What is “personalization”?
We have two distinct layouts of prints. Our classic version of The Illustrated Corvette Series is as the articles appeared in VETTE Magazine, featuring three illustrations of the featured Corvette, plus the story copy that surrounds the art. We add the personalization under the layout. (See below) Continue reading “Father’s Day Special For Corvette Men”→
Here’s LaLanne and his ’05 Corvette. Did Jack test the Corvette’s performance capability? You betcha!
If you are a baby-boomer like me and remember black & white TV, there’s no way you could have missed Jack LaLanne. So, it was especially sad to see another cultural icon of Post WW II America pass away. (David Nelson, member of the Nelson family of TV’s “The Ozzy & Harriet Show” died January 11, 2011) Jack passed at his home in Morro Bay, California of respiratory failure due to pneumonia. LaLanne was 96 years young.
What immediately came to my mind when I read the news were grainy TV images of an effervescent, enthusiastic, guy with a very narrow waist, very broad shoulders, and big arms, exercising as if he could do that all day, every day, and LOVE every minute of it!
John Greenwood is a Corvette racing legend. Actually, it was the “John and Bert” Greenwood story here because John’s brother Bert was very much part of the story. Through the ‘70s, Greenwood Corvettes were fearsome and very entertaining. It was a classic, American little guy vs the big dogs. The Woodward Avenue street racer put the fear of big-block Chevy power into the competition. While all of the above is correct, sometimes early childhood impressions have profound effects on a lad’s life.

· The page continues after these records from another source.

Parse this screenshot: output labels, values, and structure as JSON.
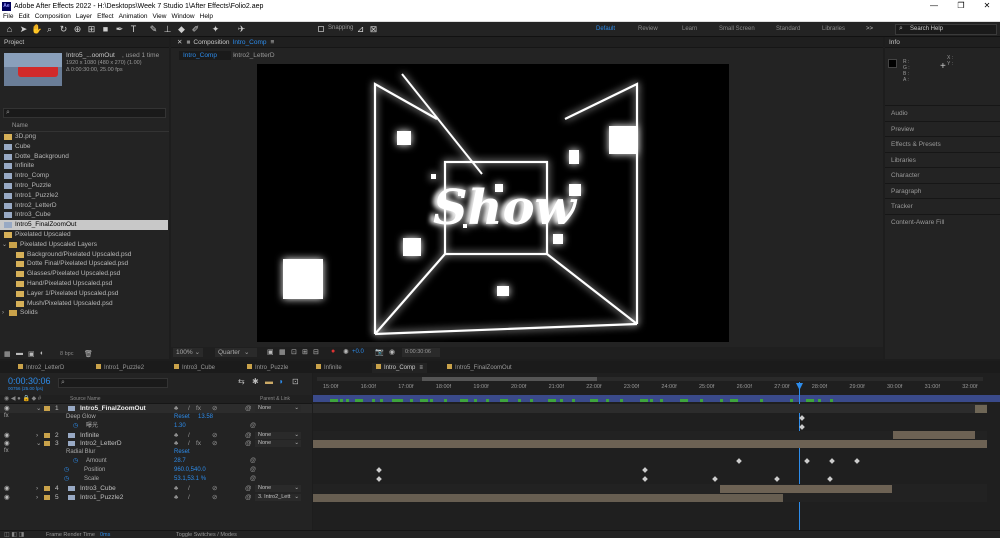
{
  "app": {
    "title": "Adobe After Effects 2022 - H:\\Desktops\\Week 7 Studio 1\\After Effects\\Folio2.aep",
    "icon_text": "Ae"
  },
  "menu": [
    "File",
    "Edit",
    "Composition",
    "Layer",
    "Effect",
    "Animation",
    "View",
    "Window",
    "Help"
  ],
  "toolbar": {
    "snapping_label": "Snapping",
    "search_placeholder": "Search Help",
    "more_label": ">>"
  },
  "workspaces": [
    "Default",
    "Review",
    "Learn",
    "Small Screen",
    "Standard",
    "Libraries"
  ],
  "project": {
    "tab": "Project",
    "selected_name": "Intro5_...oomOut",
    "selected_used": ", used 1 time",
    "selected_info1": "1920 x 1080 (480 x 270) (1.00)",
    "selected_info2": "Δ 0:00:30:00, 25.00 fps",
    "search_placeholder": "",
    "column_name": "Name",
    "items": [
      "3D.png",
      "Cube",
      "Dotte_Background",
      "Infinite",
      "Intro_Comp",
      "Intro_Puzzle",
      "Intro1_Puzzle2",
      "Intro2_LetterD",
      "Intro3_Cube",
      "Intro5_FinalZoomOut",
      "Pixelated Upscaled",
      "Pixelated Upscaled Layers",
      "Background/Pixelated Upscaled.psd",
      "Dotte Final/Pixelated Upscaled.psd",
      "Glasses/Pixelated Upscaled.psd",
      "Hand/Pixelated Upscaled.psd",
      "Layer 1/Pixelated Upscaled.psd",
      "Mush/Pixelated Upscaled.psd",
      "Solids"
    ],
    "bpc": "8 bpc"
  },
  "composition": {
    "tab_prefix": "Composition",
    "tab_name": "Intro_Comp",
    "menu_icon": "≡",
    "breadcrumbs": [
      "Intro_Comp",
      "Intro2_LetterD"
    ],
    "viewer_text": "Show",
    "zoom": "100%",
    "resolution": "Quarter",
    "exposure": "+0.0",
    "timecode": "0:00:30:06"
  },
  "right_panel": {
    "info_tab": "Info",
    "info_labels": [
      "R :",
      "G :",
      "B :",
      "A :"
    ],
    "info_xy": [
      "X :",
      "Y :"
    ],
    "items": [
      "Audio",
      "Preview",
      "Effects & Presets",
      "Libraries",
      "Character",
      "Paragraph",
      "Tracker",
      "Content-Aware Fill"
    ]
  },
  "timeline": {
    "tabs": [
      "Intro2_LetterD",
      "Intro1_Puzzle2",
      "Intro3_Cube",
      "Intro_Puzzle",
      "Infinite",
      "Intro_Comp",
      "Intro5_FinalZoomOut"
    ],
    "active_tab": "Intro_Comp",
    "timecode": "0:00:30:06",
    "timecode_sub": "00756 (25.00 fps)",
    "columns": {
      "source": "Source Name",
      "parent": "Parent & Link"
    },
    "ticks": [
      "15:00f",
      "16:00f",
      "17:00f",
      "18:00f",
      "19:00f",
      "20:00f",
      "21:00f",
      "22:00f",
      "23:00f",
      "24:00f",
      "25:00f",
      "26:00f",
      "27:00f",
      "28:00f",
      "29:00f",
      "30:00f",
      "31:00f",
      "32:00f",
      "33:00f",
      "34:00f",
      "35:00f",
      "36:00f"
    ],
    "layers": [
      {
        "num": "1",
        "name": "Intro5_FinalZoomOut",
        "parent": "None"
      },
      {
        "num": "2",
        "name": "Infinite",
        "parent": "None"
      },
      {
        "num": "3",
        "name": "Intro2_LetterD",
        "parent": "None"
      },
      {
        "num": "4",
        "name": "Intro3_Cube",
        "parent": "None"
      },
      {
        "num": "5",
        "name": "Intro1_Puzzle2",
        "parent": "3. Intro2_Lett"
      }
    ],
    "deep_glow": {
      "name": "Deep Glow",
      "reset": "Reset",
      "reset_val": "13.58",
      "sub": "曝光",
      "sub_val": "1.30"
    },
    "radial_blur": {
      "name": "Radial Blur",
      "reset": "Reset",
      "amount_label": "Amount",
      "amount": "28.7"
    },
    "position": {
      "label": "Position",
      "value": "960.0,540.0"
    },
    "scale": {
      "label": "Scale",
      "value": "53.1,53.1 %"
    },
    "footer": {
      "render_label": "Frame Render Time",
      "render_val": "0ms",
      "toggle": "Toggle Switches / Modes"
    }
  }
}
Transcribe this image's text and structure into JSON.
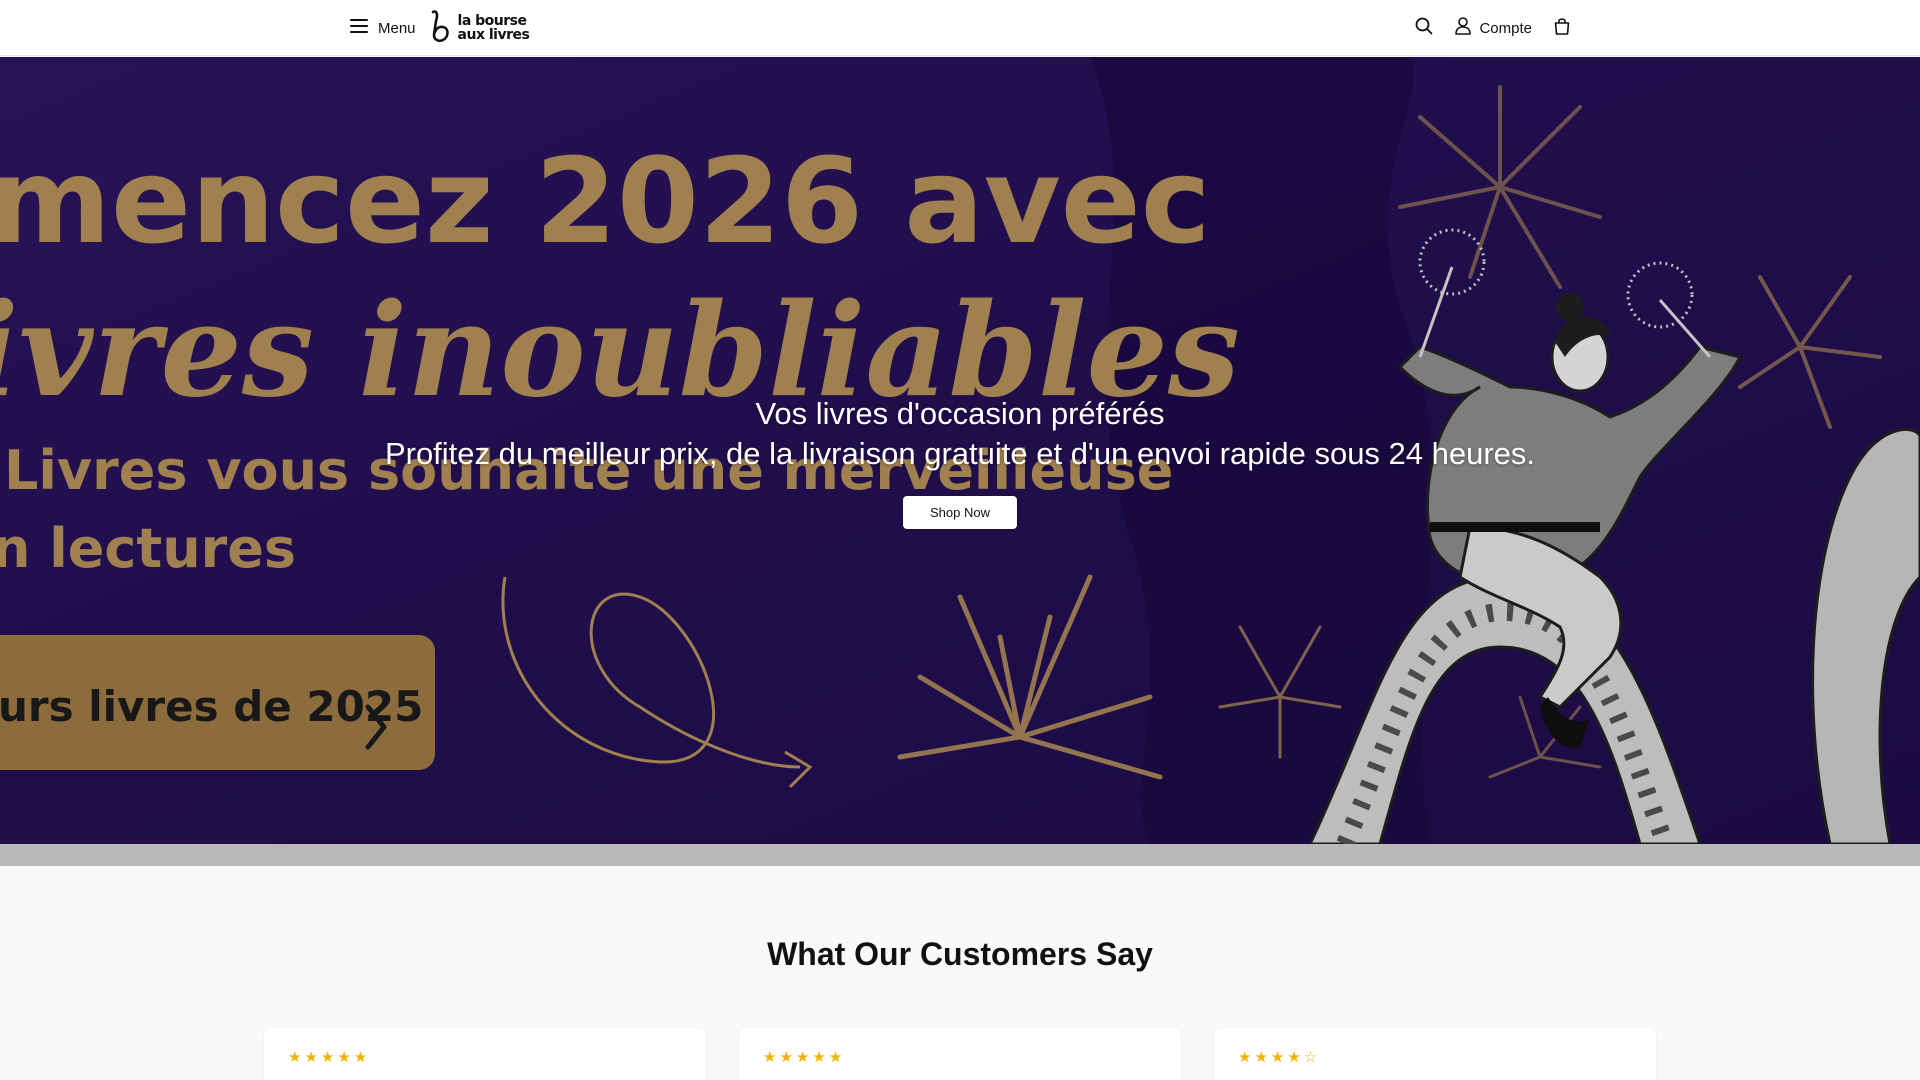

The Greenwood brothers had an inside connection – their Dad. Sr. Greenwood worked at the GM Tech Center and on weekends would take John and Bert to see some of the prototype cars in development. (Can you imagine that?) The inspired boys started their careers with a tube frame go-cart, powered by a Briggs & Stratton lawn mower engine. Not long after getting his drivers license, John was street racing a big-block ‘64 Corvette. Street racing lead to road racing with John winning the A/Production championship in his first year. Continue reading “John & Burt Greenwood’s C4 Corvette “G” Supercars”→